[HOW TO COMPLETE THIS TASK]
Could you please reproduce every record below exactly, leaving out the pictures?

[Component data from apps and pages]
┌──

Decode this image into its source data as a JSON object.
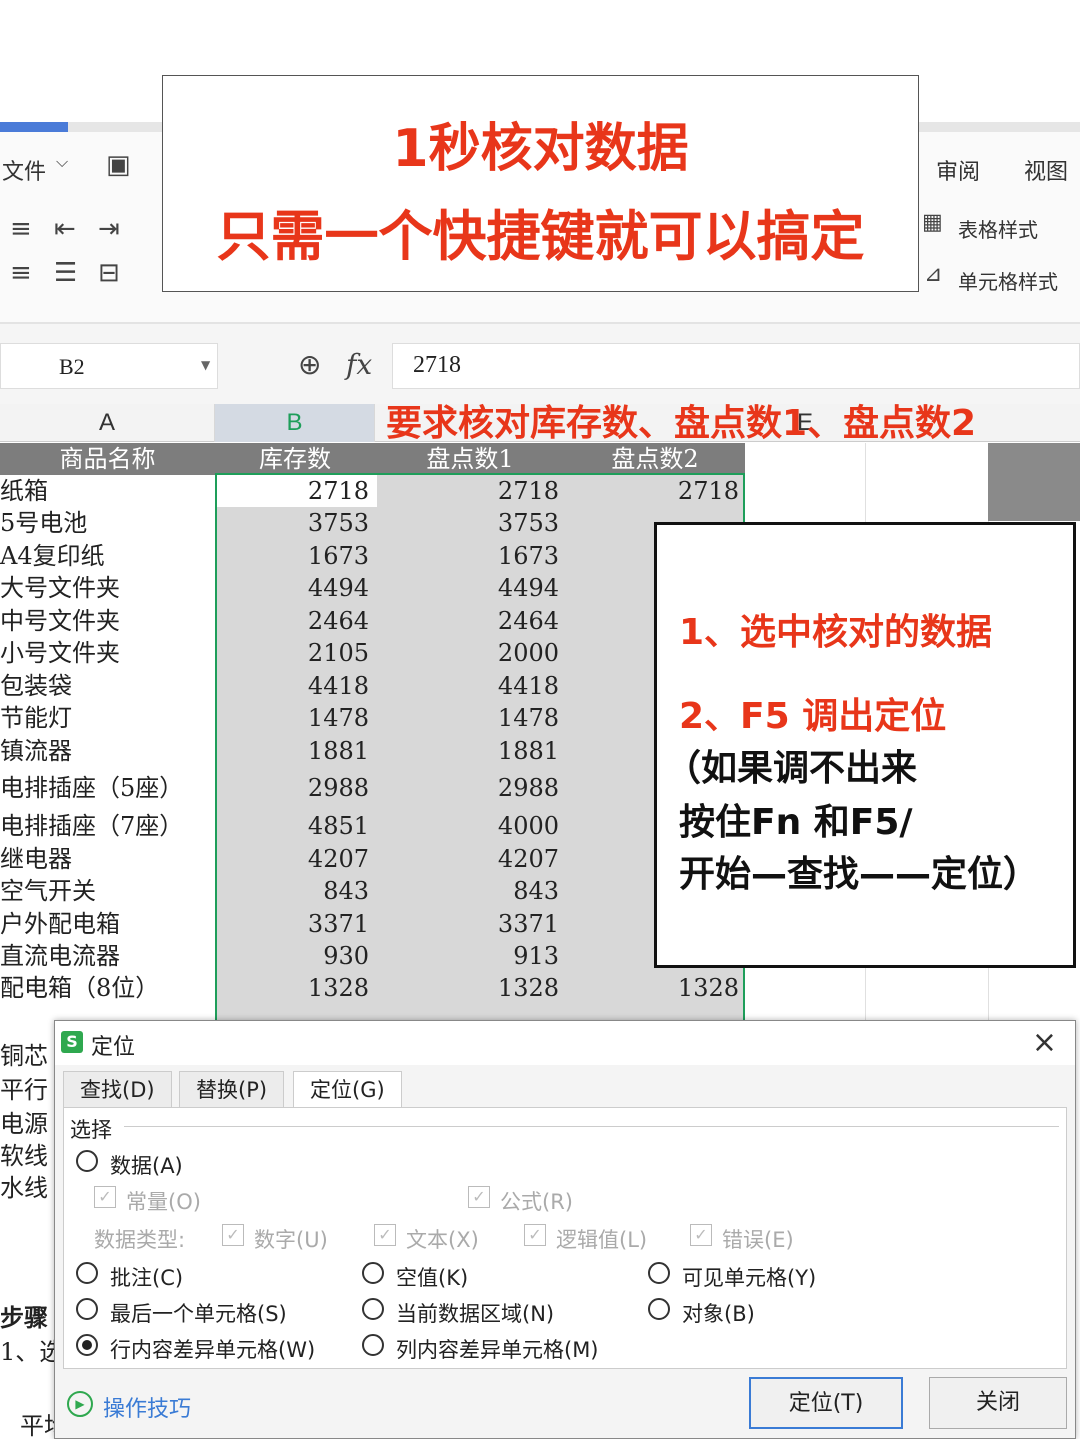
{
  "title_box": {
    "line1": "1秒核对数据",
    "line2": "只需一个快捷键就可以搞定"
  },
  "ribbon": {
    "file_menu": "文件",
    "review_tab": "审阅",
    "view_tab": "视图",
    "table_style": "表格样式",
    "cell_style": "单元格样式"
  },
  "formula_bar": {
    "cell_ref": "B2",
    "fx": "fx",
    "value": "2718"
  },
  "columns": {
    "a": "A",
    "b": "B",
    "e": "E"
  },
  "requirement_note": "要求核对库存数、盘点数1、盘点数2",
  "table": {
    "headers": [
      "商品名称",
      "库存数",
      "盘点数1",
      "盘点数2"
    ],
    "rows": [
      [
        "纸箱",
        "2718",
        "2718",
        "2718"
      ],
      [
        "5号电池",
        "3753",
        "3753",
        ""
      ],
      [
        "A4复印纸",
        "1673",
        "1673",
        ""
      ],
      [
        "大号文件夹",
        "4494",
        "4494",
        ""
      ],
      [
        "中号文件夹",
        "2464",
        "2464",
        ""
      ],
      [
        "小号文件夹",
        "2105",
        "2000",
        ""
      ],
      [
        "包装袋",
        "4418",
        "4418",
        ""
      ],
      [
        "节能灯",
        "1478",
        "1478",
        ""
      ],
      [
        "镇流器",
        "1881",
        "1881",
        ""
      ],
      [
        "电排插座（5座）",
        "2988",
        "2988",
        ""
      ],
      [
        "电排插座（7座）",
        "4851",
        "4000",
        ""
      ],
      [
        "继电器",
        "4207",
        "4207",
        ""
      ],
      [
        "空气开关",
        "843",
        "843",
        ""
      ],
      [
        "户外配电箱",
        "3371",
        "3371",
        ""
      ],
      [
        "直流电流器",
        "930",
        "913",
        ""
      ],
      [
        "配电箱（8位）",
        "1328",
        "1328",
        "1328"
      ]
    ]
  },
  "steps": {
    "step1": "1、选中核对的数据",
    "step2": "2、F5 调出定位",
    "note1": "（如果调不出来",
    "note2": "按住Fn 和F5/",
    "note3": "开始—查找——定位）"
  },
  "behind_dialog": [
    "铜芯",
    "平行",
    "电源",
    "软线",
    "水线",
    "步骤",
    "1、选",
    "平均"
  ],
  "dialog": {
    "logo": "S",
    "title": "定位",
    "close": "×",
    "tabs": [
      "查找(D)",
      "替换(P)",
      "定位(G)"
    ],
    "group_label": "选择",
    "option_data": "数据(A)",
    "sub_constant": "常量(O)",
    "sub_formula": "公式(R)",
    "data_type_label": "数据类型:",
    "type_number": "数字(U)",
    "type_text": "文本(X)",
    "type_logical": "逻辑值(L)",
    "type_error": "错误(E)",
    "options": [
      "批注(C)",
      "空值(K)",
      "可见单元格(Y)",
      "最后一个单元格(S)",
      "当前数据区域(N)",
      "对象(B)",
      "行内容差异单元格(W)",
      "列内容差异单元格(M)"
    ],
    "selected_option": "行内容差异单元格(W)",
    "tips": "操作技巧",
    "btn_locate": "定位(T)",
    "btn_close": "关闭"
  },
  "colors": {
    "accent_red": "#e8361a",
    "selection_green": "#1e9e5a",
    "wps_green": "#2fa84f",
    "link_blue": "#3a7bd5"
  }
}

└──

[ANSWER TO THIS TASK]
Decode this image into its source data as a JSON object.
{
  "title_box": {
    "line1": "1秒核对数据",
    "line2": "只需一个快捷键就可以搞定"
  },
  "ribbon": {
    "file_menu": "文件",
    "review_tab": "审阅",
    "view_tab": "视图",
    "table_style": "表格样式",
    "cell_style": "单元格样式"
  },
  "formula_bar": {
    "cell_ref": "B2",
    "fx": "fx",
    "value": "2718"
  },
  "columns": {
    "a": "A",
    "b": "B",
    "e": "E"
  },
  "requirement_note": "要求核对库存数、盘点数1、盘点数2",
  "table": {
    "headers": [
      "商品名称",
      "库存数",
      "盘点数1",
      "盘点数2"
    ],
    "rows": [
      [
        "纸箱",
        "2718",
        "2718",
        "2718"
      ],
      [
        "5号电池",
        "3753",
        "3753",
        ""
      ],
      [
        "A4复印纸",
        "1673",
        "1673",
        ""
      ],
      [
        "大号文件夹",
        "4494",
        "4494",
        ""
      ],
      [
        "中号文件夹",
        "2464",
        "2464",
        ""
      ],
      [
        "小号文件夹",
        "2105",
        "2000",
        ""
      ],
      [
        "包装袋",
        "4418",
        "4418",
        ""
      ],
      [
        "节能灯",
        "1478",
        "1478",
        ""
      ],
      [
        "镇流器",
        "1881",
        "1881",
        ""
      ],
      [
        "电排插座（5座）",
        "2988",
        "2988",
        ""
      ],
      [
        "电排插座（7座）",
        "4851",
        "4000",
        ""
      ],
      [
        "继电器",
        "4207",
        "4207",
        ""
      ],
      [
        "空气开关",
        "843",
        "843",
        ""
      ],
      [
        "户外配电箱",
        "3371",
        "3371",
        ""
      ],
      [
        "直流电流器",
        "930",
        "913",
        ""
      ],
      [
        "配电箱（8位）",
        "1328",
        "1328",
        "1328"
      ]
    ]
  },
  "steps": {
    "step1": "1、选中核对的数据",
    "step2": "2、F5 调出定位",
    "note1": "（如果调不出来",
    "note2": "按住Fn 和F5/",
    "note3": "开始—查找——定位）"
  },
  "behind_dialog": [
    "铜芯",
    "平行",
    "电源",
    "软线",
    "水线",
    "步骤",
    "1、选",
    "平均"
  ],
  "dialog": {
    "logo": "S",
    "title": "定位",
    "close": "×",
    "tabs": [
      "查找(D)",
      "替换(P)",
      "定位(G)"
    ],
    "group_label": "选择",
    "option_data": "数据(A)",
    "sub_constant": "常量(O)",
    "sub_formula": "公式(R)",
    "data_type_label": "数据类型:",
    "type_number": "数字(U)",
    "type_text": "文本(X)",
    "type_logical": "逻辑值(L)",
    "type_error": "错误(E)",
    "options": [
      "批注(C)",
      "空值(K)",
      "可见单元格(Y)",
      "最后一个单元格(S)",
      "当前数据区域(N)",
      "对象(B)",
      "行内容差异单元格(W)",
      "列内容差异单元格(M)"
    ],
    "selected_option": "行内容差异单元格(W)",
    "tips": "操作技巧",
    "btn_locate": "定位(T)",
    "btn_close": "关闭"
  },
  "colors": {
    "accent_red": "#e8361a",
    "selection_green": "#1e9e5a",
    "wps_green": "#2fa84f",
    "link_blue": "#3a7bd5"
  }
}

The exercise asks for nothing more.